If a typical day at the office pushes our working memory beyond its limits, consider the impact of change. There's still more information to process while the brain's hardwired cognitive functioning is less useful for the work to be performed. Leaders can help by keeping things as simple as possible, phasing in change over time, and aligning new tasks to old ones to the extent practical. Ultimately, however, you want to facilitate change within the brain.
Focusing attention helps the brain rewire circuits to accommodate change. The brain has remarkable ability to reshape itself in response to changes. We see this in individuals who have suffered traumatic brain injuries, where normal functioning is lost in certain parts of their brain. In many cases, the damaged brains have rewired their circuitry to enable other undamaged parts of the brain to take over the lost functionality.
Similarly, our brain can reshape itself to respond to organizational change and new work tasks. As a leader, you can guide this process by helping people focus attention and activity. Brain research has shown that we can actually stimulate physical changes in the brain by concentrating attention. Over time, this focus stabilizes certain associated connections in the brain, allowing it to rewire itself. This relieves working memory by creating new hardwired circuitry to support new work functions.

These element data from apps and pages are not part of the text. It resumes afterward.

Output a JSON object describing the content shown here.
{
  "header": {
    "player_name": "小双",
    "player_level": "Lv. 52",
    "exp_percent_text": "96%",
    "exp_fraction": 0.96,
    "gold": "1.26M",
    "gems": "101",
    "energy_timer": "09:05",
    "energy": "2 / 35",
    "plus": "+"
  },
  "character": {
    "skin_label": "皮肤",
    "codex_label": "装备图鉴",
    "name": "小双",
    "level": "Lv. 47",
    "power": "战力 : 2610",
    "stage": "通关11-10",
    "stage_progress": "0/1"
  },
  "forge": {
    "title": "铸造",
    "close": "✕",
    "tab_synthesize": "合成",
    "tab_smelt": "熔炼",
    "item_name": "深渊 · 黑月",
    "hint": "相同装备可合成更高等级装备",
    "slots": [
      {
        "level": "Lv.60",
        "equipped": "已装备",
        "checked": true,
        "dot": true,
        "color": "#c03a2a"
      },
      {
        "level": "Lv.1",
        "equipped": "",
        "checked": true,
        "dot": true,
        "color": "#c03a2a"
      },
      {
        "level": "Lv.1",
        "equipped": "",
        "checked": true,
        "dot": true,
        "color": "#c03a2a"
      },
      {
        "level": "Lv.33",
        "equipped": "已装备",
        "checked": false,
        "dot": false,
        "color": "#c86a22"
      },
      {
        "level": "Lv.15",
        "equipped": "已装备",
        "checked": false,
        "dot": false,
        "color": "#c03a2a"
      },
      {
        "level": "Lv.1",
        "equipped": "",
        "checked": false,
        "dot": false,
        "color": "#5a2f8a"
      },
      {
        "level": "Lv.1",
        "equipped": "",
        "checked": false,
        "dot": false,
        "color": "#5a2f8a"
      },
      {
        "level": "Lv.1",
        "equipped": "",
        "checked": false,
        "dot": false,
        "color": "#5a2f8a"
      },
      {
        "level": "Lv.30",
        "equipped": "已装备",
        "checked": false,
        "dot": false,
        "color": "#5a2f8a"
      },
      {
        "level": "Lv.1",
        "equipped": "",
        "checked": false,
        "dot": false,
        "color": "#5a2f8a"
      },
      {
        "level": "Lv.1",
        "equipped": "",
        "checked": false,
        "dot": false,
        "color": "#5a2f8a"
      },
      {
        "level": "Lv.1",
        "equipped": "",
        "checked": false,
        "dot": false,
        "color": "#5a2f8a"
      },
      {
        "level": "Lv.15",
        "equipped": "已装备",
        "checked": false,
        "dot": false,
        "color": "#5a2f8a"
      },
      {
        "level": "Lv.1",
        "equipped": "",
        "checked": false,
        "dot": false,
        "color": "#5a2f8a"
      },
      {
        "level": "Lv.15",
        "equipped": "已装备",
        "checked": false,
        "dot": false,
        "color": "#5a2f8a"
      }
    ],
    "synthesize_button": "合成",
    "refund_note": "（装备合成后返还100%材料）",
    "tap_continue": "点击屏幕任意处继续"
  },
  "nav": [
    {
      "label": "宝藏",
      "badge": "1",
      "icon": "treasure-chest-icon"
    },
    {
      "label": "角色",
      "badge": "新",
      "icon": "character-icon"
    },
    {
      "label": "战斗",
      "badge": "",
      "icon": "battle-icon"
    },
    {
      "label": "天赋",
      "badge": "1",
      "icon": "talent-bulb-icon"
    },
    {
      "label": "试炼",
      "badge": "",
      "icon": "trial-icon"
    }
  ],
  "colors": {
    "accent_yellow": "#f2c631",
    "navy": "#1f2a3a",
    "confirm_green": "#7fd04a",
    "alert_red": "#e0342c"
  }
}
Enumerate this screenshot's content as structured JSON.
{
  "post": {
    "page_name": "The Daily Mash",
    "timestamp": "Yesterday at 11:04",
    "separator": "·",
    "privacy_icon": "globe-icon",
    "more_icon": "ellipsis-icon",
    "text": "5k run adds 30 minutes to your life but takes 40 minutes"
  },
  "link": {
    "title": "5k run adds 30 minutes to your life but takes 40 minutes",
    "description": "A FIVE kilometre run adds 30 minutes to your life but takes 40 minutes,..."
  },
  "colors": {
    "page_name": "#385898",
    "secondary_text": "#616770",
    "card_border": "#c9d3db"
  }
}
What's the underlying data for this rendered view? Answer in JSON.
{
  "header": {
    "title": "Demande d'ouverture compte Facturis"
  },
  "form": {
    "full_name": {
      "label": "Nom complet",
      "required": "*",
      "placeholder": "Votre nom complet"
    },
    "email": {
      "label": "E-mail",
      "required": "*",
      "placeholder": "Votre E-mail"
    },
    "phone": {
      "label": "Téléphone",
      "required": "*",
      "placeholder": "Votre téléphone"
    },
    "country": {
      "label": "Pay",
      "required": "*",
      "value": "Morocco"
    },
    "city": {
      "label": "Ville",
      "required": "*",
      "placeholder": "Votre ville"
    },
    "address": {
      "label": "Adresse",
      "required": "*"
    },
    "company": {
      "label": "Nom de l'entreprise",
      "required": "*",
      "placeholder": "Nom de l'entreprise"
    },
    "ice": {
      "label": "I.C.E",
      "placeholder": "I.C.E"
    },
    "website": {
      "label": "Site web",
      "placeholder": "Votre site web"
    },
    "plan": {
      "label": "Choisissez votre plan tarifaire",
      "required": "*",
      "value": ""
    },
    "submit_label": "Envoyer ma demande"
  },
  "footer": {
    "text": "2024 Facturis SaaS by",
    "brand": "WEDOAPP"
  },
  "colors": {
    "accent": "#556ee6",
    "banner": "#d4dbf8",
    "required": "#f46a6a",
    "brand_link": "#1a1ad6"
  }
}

Even if you didn't know the neuroscience behind it, you have witnessed this transformation many times. When you first were learning to drive a car, for example, it consumed most of your working memory. You had to consciously think about every step—where the brake pedal was, which way to flip the turn signal, where to position your hands on the steering wheel. But over time, concerted effort and focus enabled your brain to hard-wire much of the cognitive function associated with driving, so that you can do it now with little conscious thought.
As a change leader, you can greatly benefit from having a basic understanding of the neuroscience associated with change. Ultimately, you have to overcome the inertia of people's hardwired brain functioning and set in motion the steps to enable brains to change in order for behaviors to change for the long term. It may not be as difficult as you imagined if you can maintain focus on the right things.
How can you do that? That's the topic of my next post.